October 16, 1998 |
Each age, it might be said, gets the Faust it deserves. From the 16th century on, novelists, playwrights and opera composers have gone to the mat with this icon of Western literature, grappling over the nature of good and evil, God and the devil, redemption and condemnation. Indeed, the Who's Who of Faust adapters includes writers Christopher Marlowe, Gotthold Lessing, Heinrich Heine and Thomas Mann, and composers Charles Gounod and Hector Berlioz.
CALIFORNIA | LOCAL
January 11, 1995
Re "Stamp of Approval for Mexicanos," Commentary, Jan. 3: "The Southwest is still Mexico," writes Jose Antonio Burciaga. Actually, it isn't. It is true that Spanish claims to the Southwest date to the 16th Century. However, while Spain carried out extensive settlement in Mexico, its leaders left the lands north of the Rio Grande virtually untouched. Early in the 1800s, three centuries after the coming of the Spaniards, the largest town in the Southwest was Santa Fe, population 6,000.
March 3, 2002 |
In the recent novel "The Glass Palace," author Amitav Ghosh describes dinner at a home in Malaya--fish cooked with pink ginger buds, prawns roasted in pandanus leaves, and chicken with blue flowers. "With every morsel their mouths were filled with new tastes, flavors that were as unfamiliar as they were delicious," he writes. The visitor says she's never eaten anything so wonderful and asks where it is from.
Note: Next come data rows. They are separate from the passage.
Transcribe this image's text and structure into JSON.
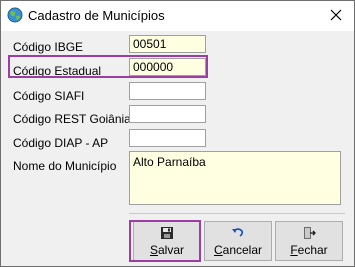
{
  "window": {
    "title": "Cadastro de Municípios"
  },
  "fields": {
    "codigo_ibge": {
      "label": "Código IBGE",
      "value": "00501"
    },
    "codigo_estadual": {
      "label": "Código Estadual",
      "value": "000000"
    },
    "codigo_siafi": {
      "label": "Código SIAFI",
      "value": ""
    },
    "codigo_rest_goiania": {
      "label": "Código REST Goiânia",
      "value": ""
    },
    "codigo_diap_ap": {
      "label": "Código DIAP - AP",
      "value": ""
    },
    "nome_municipio": {
      "label": "Nome do Município",
      "value": "Alto Parnaíba"
    }
  },
  "buttons": {
    "salvar": {
      "accel": "S",
      "rest": "alvar"
    },
    "cancelar": {
      "accel": "C",
      "rest": "ancelar"
    },
    "fechar": {
      "accel": "F",
      "rest": "echar"
    }
  },
  "icons": {
    "app": "globe-icon",
    "close": "close-icon",
    "save": "floppy-disk-icon",
    "cancel": "undo-arrow-icon",
    "exit": "exit-door-icon"
  },
  "colors": {
    "highlight": "#9b3da4",
    "input_active": "#ffffe1"
  }
}
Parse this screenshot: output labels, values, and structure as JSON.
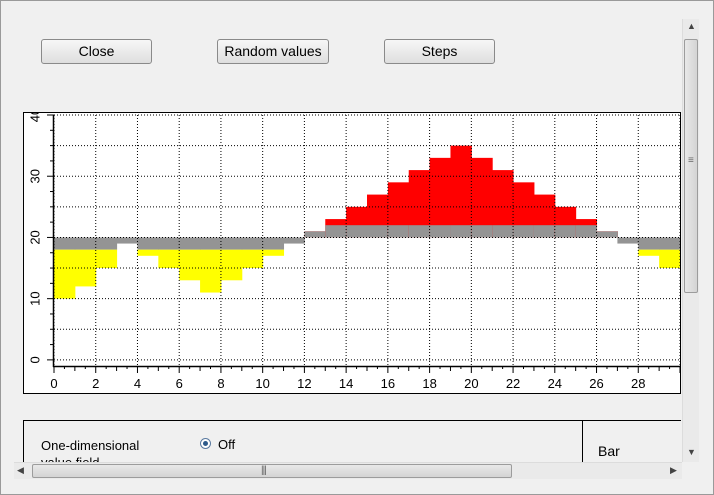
{
  "toolbar": {
    "close_label": "Close",
    "random_label": "Random values",
    "steps_label": "Steps"
  },
  "colors": {
    "above": "#ff0000",
    "below": "#ffff00",
    "base": "#949494"
  },
  "chart_data": {
    "type": "bar",
    "xlim": [
      0,
      30
    ],
    "ylim": [
      -1,
      40
    ],
    "xticks": [
      "0",
      "2",
      "4",
      "6",
      "8",
      "10",
      "12",
      "14",
      "16",
      "18",
      "20",
      "22",
      "24",
      "26",
      "28"
    ],
    "yticks": [
      "0",
      "10",
      "20",
      "30",
      "40"
    ],
    "grid": true,
    "reference": 20,
    "base_band": [
      18,
      20
    ],
    "x": [
      0,
      1,
      2,
      3,
      4,
      5,
      6,
      7,
      8,
      9,
      10,
      11,
      12,
      13,
      14,
      15,
      16,
      17,
      18,
      19,
      20,
      21,
      22,
      23,
      24,
      25,
      26,
      27,
      28,
      29
    ],
    "values": [
      10,
      12,
      15,
      19,
      17,
      15,
      13,
      11,
      13,
      15,
      17,
      19,
      21,
      23,
      25,
      27,
      29,
      31,
      33,
      35,
      33,
      31,
      29,
      27,
      25,
      23,
      21,
      19,
      17,
      15
    ]
  },
  "panel": {
    "field_label": "One-dimensional value field",
    "radio_label": "Off",
    "type_label": "Bar"
  }
}
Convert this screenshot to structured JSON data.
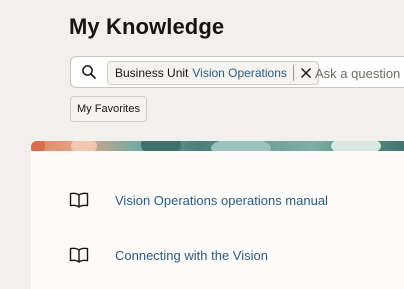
{
  "header": {
    "title": "My Knowledge"
  },
  "search": {
    "filter_chip": {
      "label": "Business Unit",
      "value": "Vision Operations"
    },
    "placeholder": "Ask a question"
  },
  "favorites_button": {
    "label": "My Favorites"
  },
  "colors": {
    "link": "#2a5b83",
    "background": "#f2f0ed",
    "panel": "#fcfbfa"
  },
  "documents": [
    {
      "icon": "book-icon",
      "title": "Vision Operations operations manual"
    },
    {
      "icon": "book-icon",
      "title": "Connecting with the Vision"
    }
  ]
}
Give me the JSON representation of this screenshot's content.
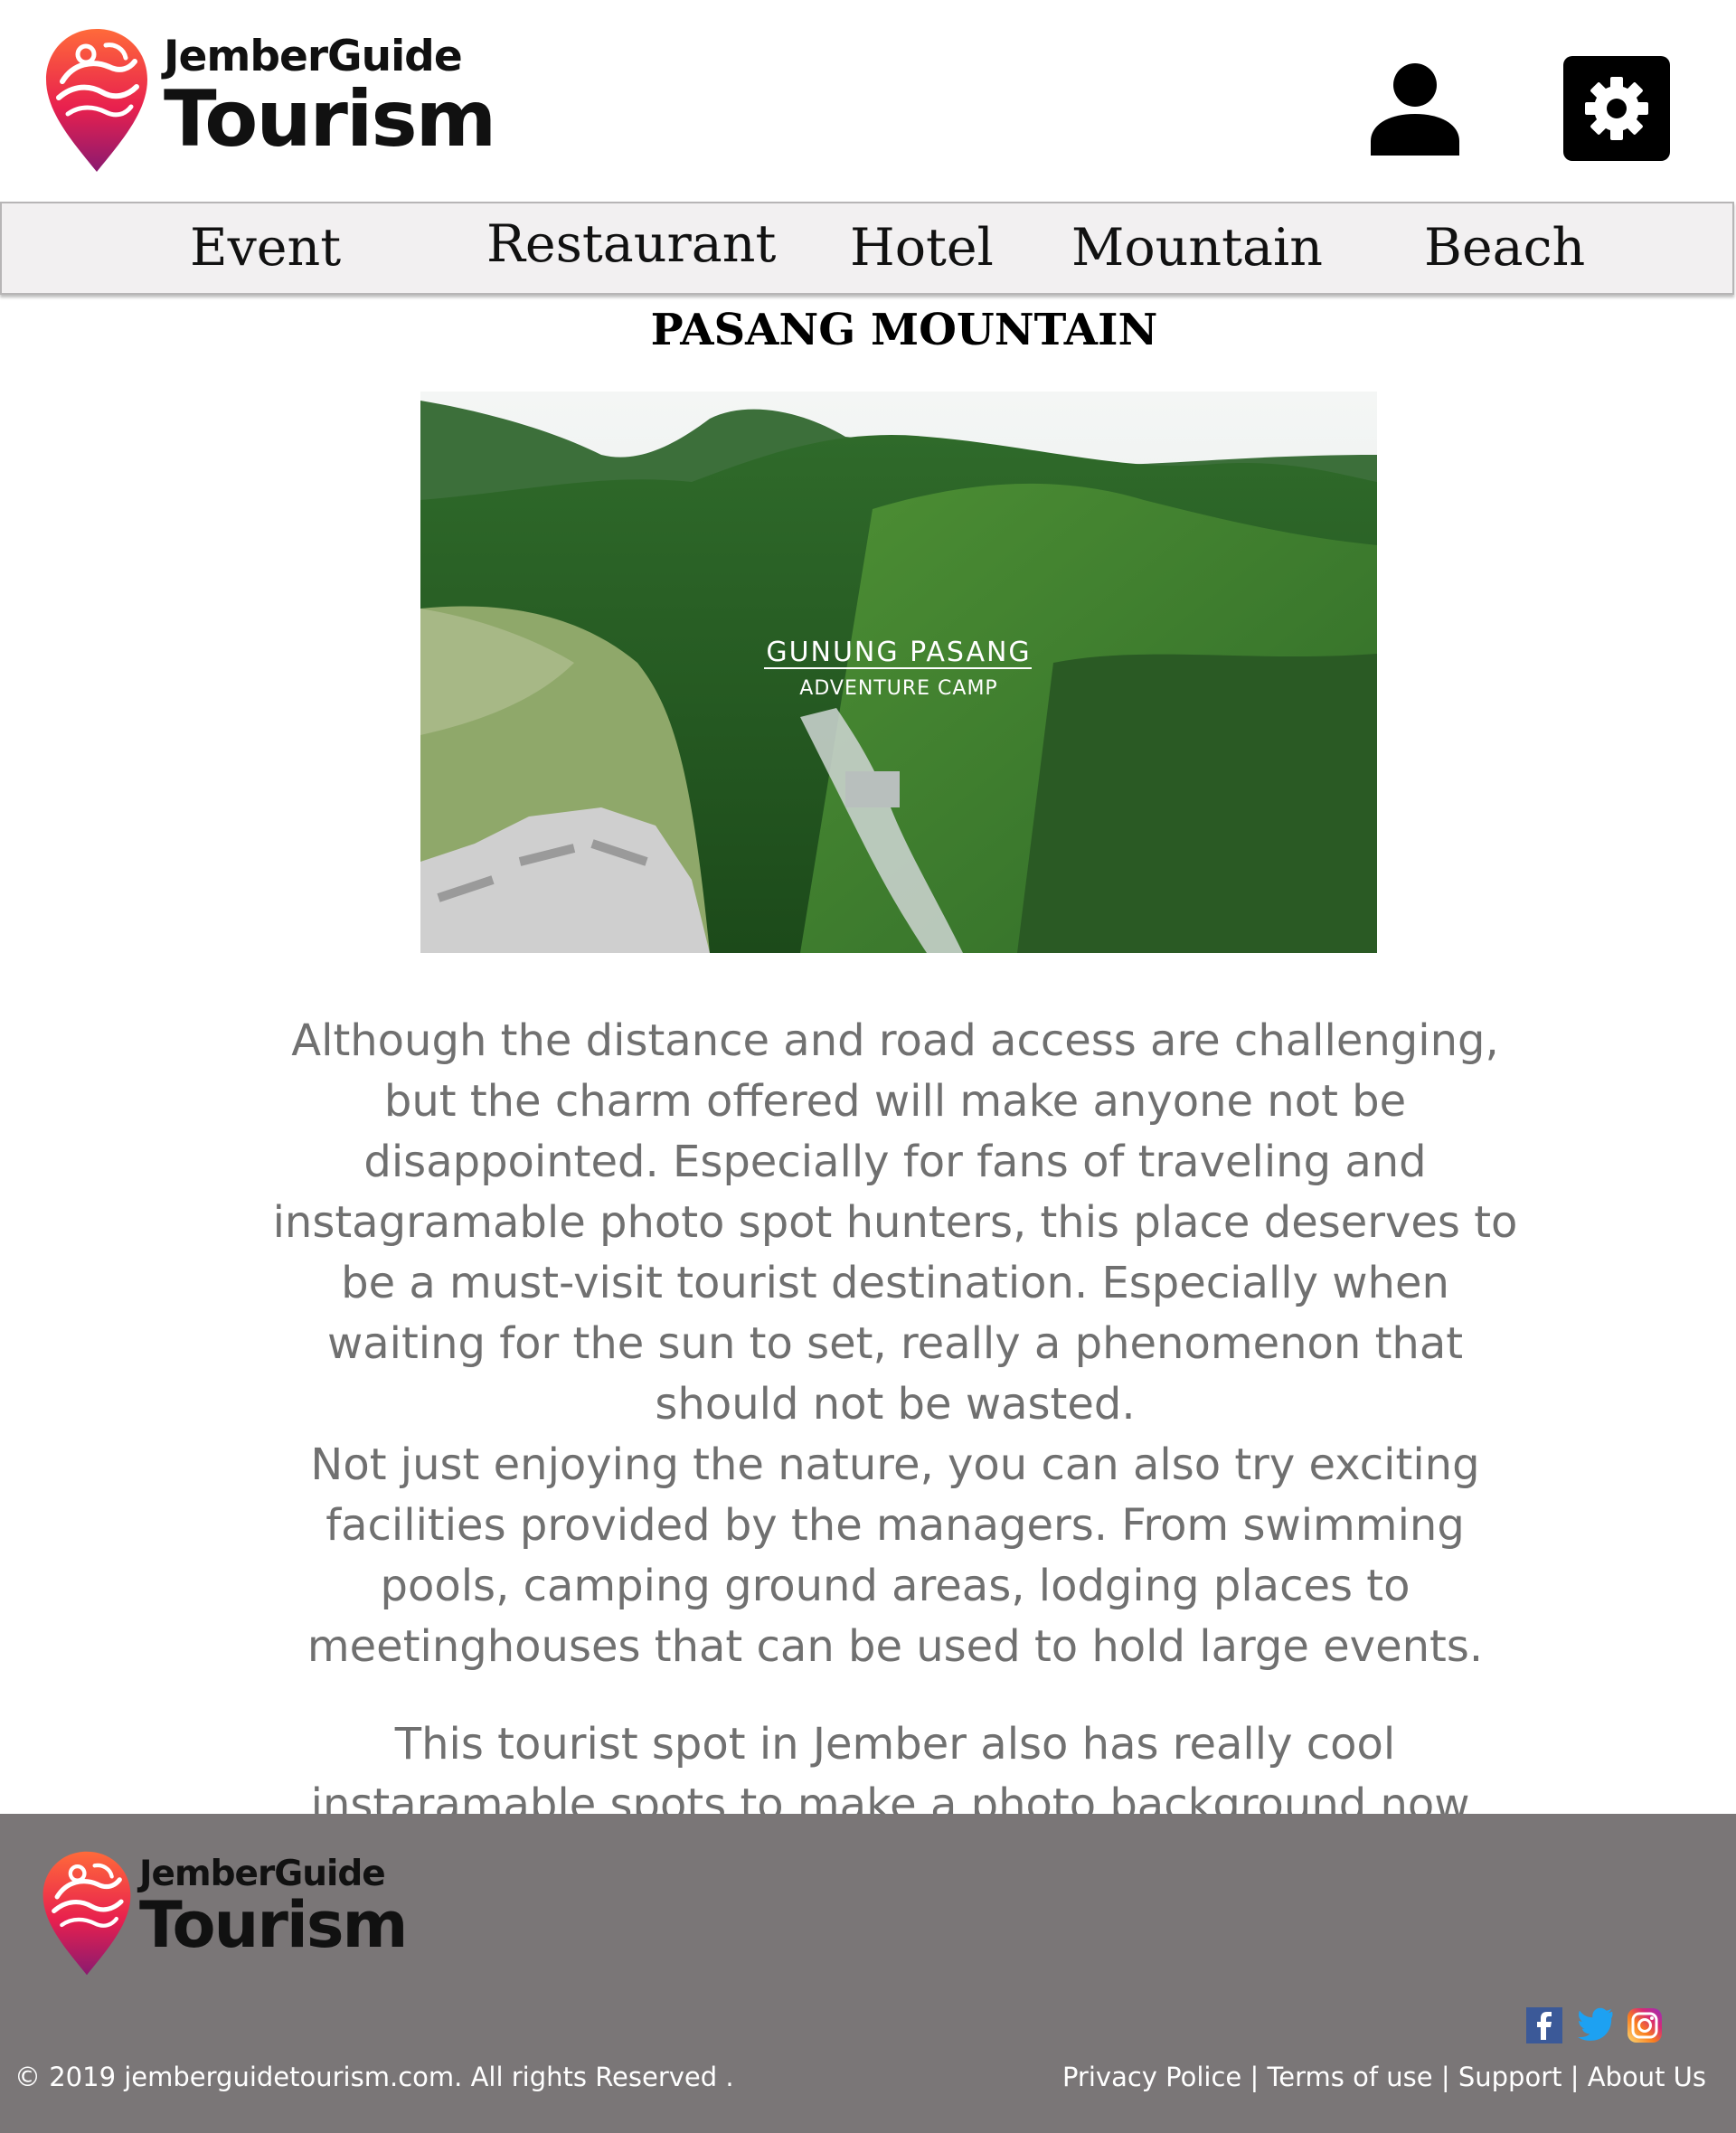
{
  "brand": {
    "line1": "JemberGuide",
    "line2": "Tourism",
    "colors": [
      "#ff5a3c",
      "#e8204e",
      "#8a1a70"
    ]
  },
  "header": {
    "user_icon": "user-icon",
    "settings_icon": "gear-icon"
  },
  "nav": {
    "items": [
      {
        "label": "Event"
      },
      {
        "label": "Restaurant"
      },
      {
        "label": "Hotel"
      },
      {
        "label": "Mountain"
      },
      {
        "label": "Beach"
      }
    ]
  },
  "main": {
    "title": "PASANG MOUNTAIN",
    "image": {
      "overlay_title": "GUNUNG PASANG",
      "overlay_subtitle": "ADVENTURE CAMP"
    },
    "paragraph1": "Although the distance and road access are challenging, but the charm offered will make anyone not be disappointed. Especially for fans of traveling and instagramable photo spot hunters, this place deserves to be a must-visit tourist destination. Especially when waiting for the sun to set, really a phenomenon that should not be wasted.",
    "paragraph2": "Not just enjoying the nature, you can also try exciting facilities provided by the managers. From swimming pools, camping ground areas, lodging places to meetinghouses that can be used to hold large events.",
    "paragraph3": "This tourist spot in Jember also has really cool instaramable spots to make a photo background now."
  },
  "footer": {
    "copyright": "© 2019 jemberguidetourism.com. All rights Reserved .",
    "links": [
      "Privacy Police",
      "Terms of use",
      "Support",
      "About Us"
    ],
    "separator": " | ",
    "social": [
      "facebook-icon",
      "twitter-icon",
      "instagram-icon"
    ],
    "background": "#7a7677"
  }
}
August 29, 1985 |
The Raiders didn't realize it at the time but they were getting a good deal more than a football player when they were signing the Right Honorable Lester Hayes, Esq. Lester, you see, sees into the future. Oh, he's not Nostradamus or Jeane Dixon. Hayes stops well short of world wars but he's very good at Super Bowls.
July 24, 1986 |
The scene has changed barely at all in this century. If you look down Rue Saint Dominique today and compare it with a photo taken around 1910, you will see the Eiffel Tower hovering over the same frenetic, curving street crowded with little shops, busy pedestrians and frustrated traffic. Some men wore boater straw hats then and all women wore dresses down to their ankles, and many vehicles were still horse-drawn buggies. But then and now the scene offered, and offers, the heart of Paris.
May 21, 1989 |
Had it not been getting dark and had my wife and I not needed a place to stay, we would probably have missed the Chateau de Barbentane. We were exploring the Avignon area by car and stumbled upon Castel Mouisson, a memorable little hotel. It's about 11 miles from Avignon on the outskirts of the Provencal town of Barbentane, which sits against the Montagnette hills. The next morning, touring Barbentane on foot, we followed a sign down a narrow road from the main street and discovered Chateau de Barbentane, a 17th-Century mansion still occupied by the Marquis and Marquise of Barbentane and filled with a collection of Louis XIV and early Provencal furniture.
November 8, 2009 |
There are plenty of reasons to visit Querétaro, but it's the instability and conflict and violence that finally won me over. The instability of 1810, that is. The conflict of 1848. The violence of 1867. All set amid 18th century colonial architecture, surrounded these days by commerce and calm. Coming to this city in Mexico's central highlands, about 130 miles northwest of Mexico City, you get a glimpse of the 19th century days when Mexico was busy breaking free of Spain, losing about half of its land to the U.S., then deposing and executing a foreign-born monarch.
December 18, 2002 |
IN 1895, at a time when diet reformers had made "pie" a dirty word, "The Century Cookbook" felt obliged to note that mince pie ("the most indigestible of all") was still "the one universally accepted as a treat, and seldom refused by the scoffer." Half a century earlier, the influential writer Sarah Josepha Hale made the same point, rather testily: "The custom of eating mince pies at Christmas was too firmly rooted for the 'Pilgrim Fathers' to abolish; so it would be vain for me to attempt it.
July 25, 2004 |
A small wooden cabinet went up for auction on EBay. Inside were two locks of hair, one granite slab, one dried rosebud, one goblet, two wheat pennies, one candlestick and, allegedly, one "dibbuk," a kind of spirit popular in Yiddish folklore. The seller, a Missouri college student named Iosif Nietzke, described the container as a "haunted Jewish wine cabinet box" that had plagued several owners with rotten luck and a spate of bizarre paranormal stunts.
January 17, 2013 |
A new study has found that an infusion of feces from a healthy person into an ailing patient's gut was significantly more effective than a traditional antibiotic treatment - raising hopes that the unconventional approach could one day help combat obesity, food allergies and a host of other maladies. The study, published online Wednesday by the New England Journal of Medicine, demonstrated that the fecal transplant cleared up a recurrent bacterial infection far more reliably than the routinely prescribed medication.